Hawaii’s lesser-known islands

Island hopping is at the top of all Hawaii to do lists. Each island is unique in its own way, from the shrimp truck culture of Oahu’s North Shore, to the Big Island with its 8 different climate zones. The 4 biggest islands (Hawaii, Oahu, Maui and Kauai) are most widely visited due to the developed resorts and infrastructure, but to get the most authentic Hawaii Island experience, lesser-known Hawaii is where you want to go.

The Hawaiian archipelago is much larger than most people imagine. Spreading out over 2,400-kilometres in the Pacific Ocean. Despite appearing to be floating independently of each other, the islands are all joined under the surface of the water; and are actually all just the tips of a huge underground mountain range called the Hawaiian–Emperor Seamount Chain. Created by violent volcanic activity thousands of years ago, some of which still occurs today, changing the landscape ever so slightly each time.

In total there are 137 islands, islets and atolls, 7 of which are inhabited. The 4 lesser-known, inhabited islands of Hawaii are:

Molokaʻi “The Friendly Isle”

Long and thin, The Friendly Isle measures 61-kilometres by 16-kilometres. Hawaii’s 5th biggest island has a fascinating history; over the years it has played host to sugar refineries, cattle ranches and leper colonies. Perhaps the island’s most well-known legacy is the invention of the Hula, an iconic Hawaiian dance performed by islanders. Island hopping to Molokaʻi is easy and there is a range of rental apartments available as well as a hotel on the island. Plus there are daily direct flights to Lānaʻi, Oahu and Maui.

Lānaʻi “The Pineapple Isle”
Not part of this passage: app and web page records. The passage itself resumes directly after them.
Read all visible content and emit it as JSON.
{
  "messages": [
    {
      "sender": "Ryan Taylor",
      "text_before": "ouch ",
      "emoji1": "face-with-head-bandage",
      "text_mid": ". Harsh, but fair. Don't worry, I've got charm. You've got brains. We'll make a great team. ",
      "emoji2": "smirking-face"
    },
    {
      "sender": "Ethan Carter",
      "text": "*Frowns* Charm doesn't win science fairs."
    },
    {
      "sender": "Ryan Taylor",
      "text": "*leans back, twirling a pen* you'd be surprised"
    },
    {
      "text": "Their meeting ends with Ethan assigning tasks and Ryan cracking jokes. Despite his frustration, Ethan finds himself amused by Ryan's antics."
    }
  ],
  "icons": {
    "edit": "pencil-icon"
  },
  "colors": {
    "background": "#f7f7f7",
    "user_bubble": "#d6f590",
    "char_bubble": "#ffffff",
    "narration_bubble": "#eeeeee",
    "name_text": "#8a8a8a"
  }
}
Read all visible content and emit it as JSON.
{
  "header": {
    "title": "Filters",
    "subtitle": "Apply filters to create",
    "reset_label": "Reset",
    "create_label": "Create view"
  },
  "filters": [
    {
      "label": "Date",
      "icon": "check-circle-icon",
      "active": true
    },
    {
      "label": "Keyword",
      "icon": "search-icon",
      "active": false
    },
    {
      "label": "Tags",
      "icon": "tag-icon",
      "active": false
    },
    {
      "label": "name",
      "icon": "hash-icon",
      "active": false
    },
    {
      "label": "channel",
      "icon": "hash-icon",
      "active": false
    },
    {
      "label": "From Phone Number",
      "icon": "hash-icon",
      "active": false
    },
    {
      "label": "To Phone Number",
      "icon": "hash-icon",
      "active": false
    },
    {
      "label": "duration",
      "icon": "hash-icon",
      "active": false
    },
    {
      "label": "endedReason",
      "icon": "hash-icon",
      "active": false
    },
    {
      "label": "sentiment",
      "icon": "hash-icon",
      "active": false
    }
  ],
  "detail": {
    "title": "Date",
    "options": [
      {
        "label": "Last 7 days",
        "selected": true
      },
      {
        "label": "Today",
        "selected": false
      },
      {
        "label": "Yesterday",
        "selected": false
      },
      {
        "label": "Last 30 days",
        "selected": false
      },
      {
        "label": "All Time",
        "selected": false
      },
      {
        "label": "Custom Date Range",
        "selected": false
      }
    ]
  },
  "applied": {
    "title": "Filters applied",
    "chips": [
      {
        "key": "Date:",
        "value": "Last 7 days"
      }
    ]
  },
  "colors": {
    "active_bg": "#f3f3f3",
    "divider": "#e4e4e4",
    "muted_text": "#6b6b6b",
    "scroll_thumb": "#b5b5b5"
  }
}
Famed for being the place that Bill Gates got married, Lānaʻi is the smallest of the public islands of Hawaii. Stretching just 29-kilometres at its widest point and hosting a population of approximately 3,100 people, Lānaʻi is entirely exclusive, with just 2 luxury hotels on the island. Named The Pineapple Island for its former life as a pineapple plantation, the island is easy to reach with daily direct flights to and from Oahu and Molokaʻi.

Niʻihau “The Forbidden Isle”

The Forbidden Isle has a population of just 170 people. It got its name due to only allowing family members of residents and US Navy Officials to visit. Privately owned since 1864, the island has been passed down through the Robertson family from generation to generation. Although you can’t actually stay on the island, you can go on a snorkeling day trip to Niʻihau from Kauai.

Kahoʻolawe “The Target Isle”

Although no longer inhabited, due to the tough living conditions with limited fresh water, this island once had a community of roughly 170 people living on it. Used at one stage as a training ground and bombsite for the US armed forces, the island has now been reclaimed as a nature reserve by the indigenous Hawaiian people.

 

For more information and to book your dream Hawaii island experience, contact our Hawaii Holiday Experts today!

By Sarah Tayler

Sarah is an avid traveller. When not writing for My Hawaii, she can be found gallivanting around the globe. Sarah has a soft spot for Barcelona because she’s a sucker for Gaudi and tapas! She’s also a big fan of leisurely river cruising and loves nothing more than stopping off along the banks of the Loire Valley for a spot of wine tasting, visiting Bordeaux for the history and amazing French food.